Ryanair also welcomed the removal of the tax. It has long campaigned against air travel taxes imposed by governments throughout Europe.
While the airline didn’t immediately say whether it will expand services to and from Ireland as a result, aviation sources told the Irish Independent that the low-cost carrier may unveil additional services within weeks.
Aer Arann – which operates Aer Lingus Regional services and which is controlled by UK transport group Stobart – also welcomed the abolition of the tax but called on the Minister to axe it from January rather than waiting until April 1.
Shannon Airport chief executive Neil Pakey said the removal of the tax could tip the balance for the airport – which now operates as a separate entity to the Dublin Airport Authority (DAA) – in terms of attracting new services.
Minister for Transport, Tourism and Sport, Leo Varadkar, said removing the tax is a welcome move to generate new airline routes into Ireland.

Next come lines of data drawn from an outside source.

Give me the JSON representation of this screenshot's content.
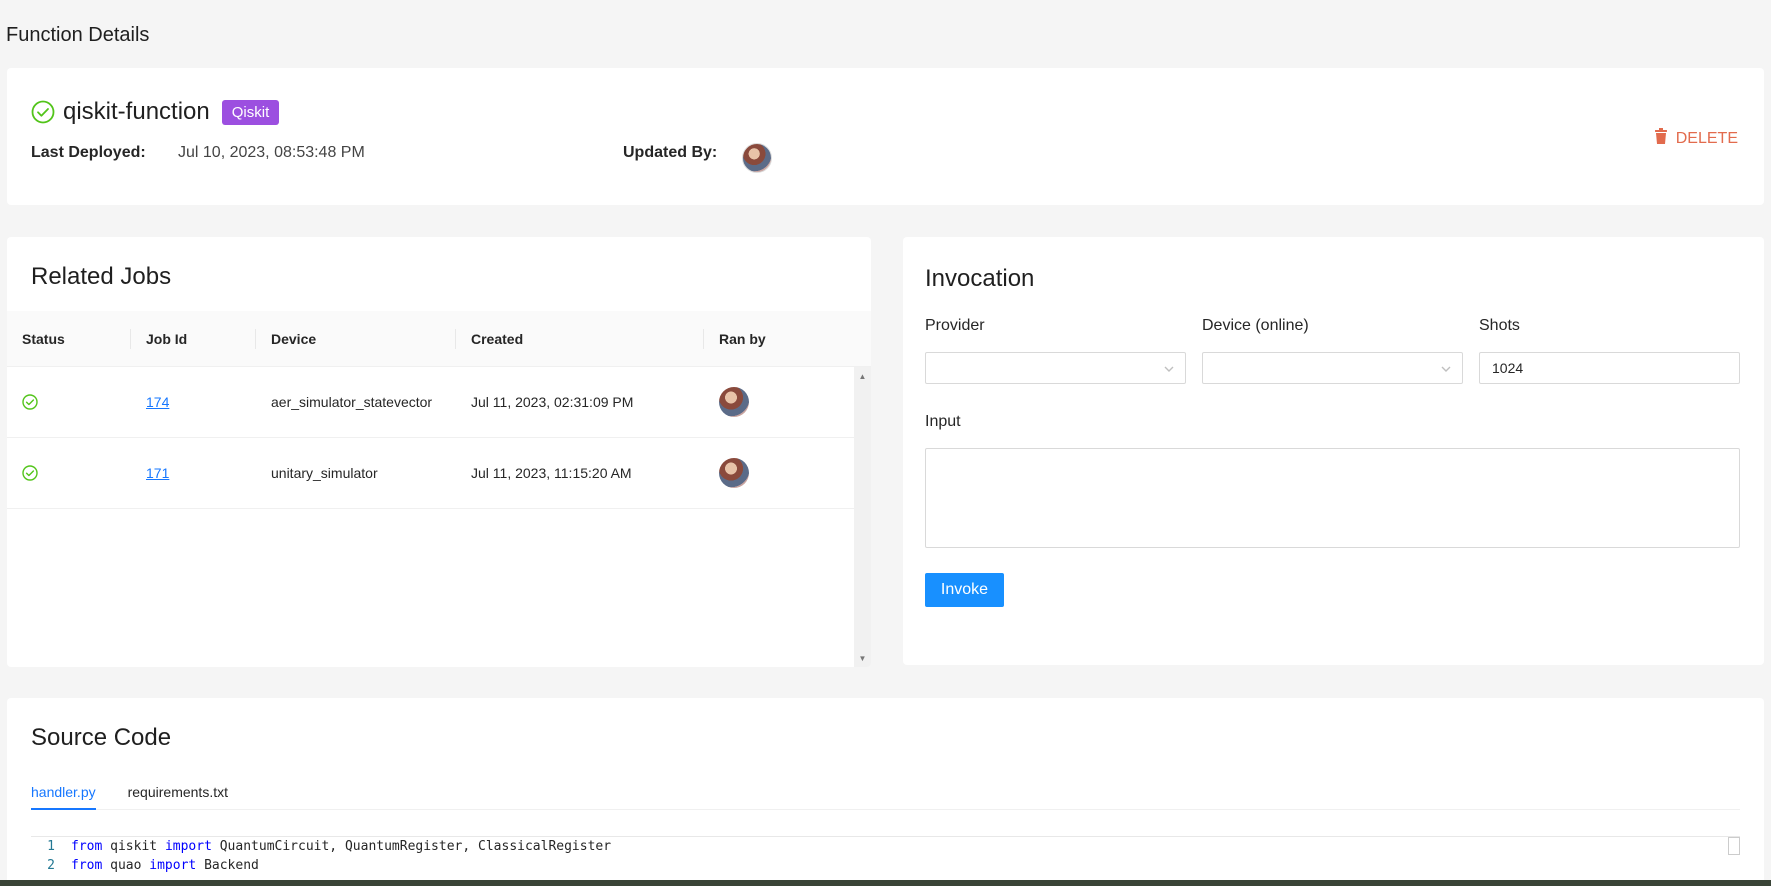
{
  "page": {
    "title": "Function Details"
  },
  "function": {
    "name": "qiskit-function",
    "tag": "Qiskit",
    "last_deployed_label": "Last Deployed:",
    "last_deployed_value": "Jul 10, 2023, 08:53:48 PM",
    "updated_by_label": "Updated By:",
    "delete_label": "DELETE",
    "accent_color": "#9c4fe0",
    "delete_color": "#e26b4d"
  },
  "jobs": {
    "title": "Related Jobs",
    "columns": [
      "Status",
      "Job Id",
      "Device",
      "Created",
      "Ran by"
    ],
    "rows": [
      {
        "status": "success",
        "job_id": "174",
        "device": "aer_simulator_statevector",
        "created": "Jul 11, 2023, 02:31:09 PM"
      },
      {
        "status": "success",
        "job_id": "171",
        "device": "unitary_simulator",
        "created": "Jul 11, 2023, 11:15:20 AM"
      }
    ]
  },
  "invocation": {
    "title": "Invocation",
    "provider_label": "Provider",
    "provider_value": "",
    "device_label": "Device (online)",
    "device_value": "",
    "shots_label": "Shots",
    "shots_value": "1024",
    "input_label": "Input",
    "input_value": "",
    "invoke_label": "Invoke",
    "button_color": "#1890ff"
  },
  "source": {
    "title": "Source Code",
    "tabs": [
      "handler.py",
      "requirements.txt"
    ],
    "active_tab": "handler.py",
    "lines": [
      {
        "n": "1",
        "kw1": "from",
        "mod": " qiskit ",
        "kw2": "import",
        "rest": " QuantumCircuit, QuantumRegister, ClassicalRegister"
      },
      {
        "n": "2",
        "kw1": "from",
        "mod": " quao ",
        "kw2": "import",
        "rest": " Backend"
      }
    ]
  }
}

“This represents a further boost for Irish tourism and the local economies,” he said. “I will be carefully monitoring the response of airlines and the tax can be re-imposed next October if the response is not sufficient,” he warned. “The Government will build on all these tourism measures next year, and on the great performance of tourism in 2013, and will make €24m available for tourism capital projects in 2014.”
The DAA also welcomed the move.
“Passenger numbers at Dublin Airport have increased by 1m over the past 12 months and we expect Cork Airport to return to growth next year,” said a DAA spokesman. “Anything that is positive for the Irish aviation sector is to be welcomed.”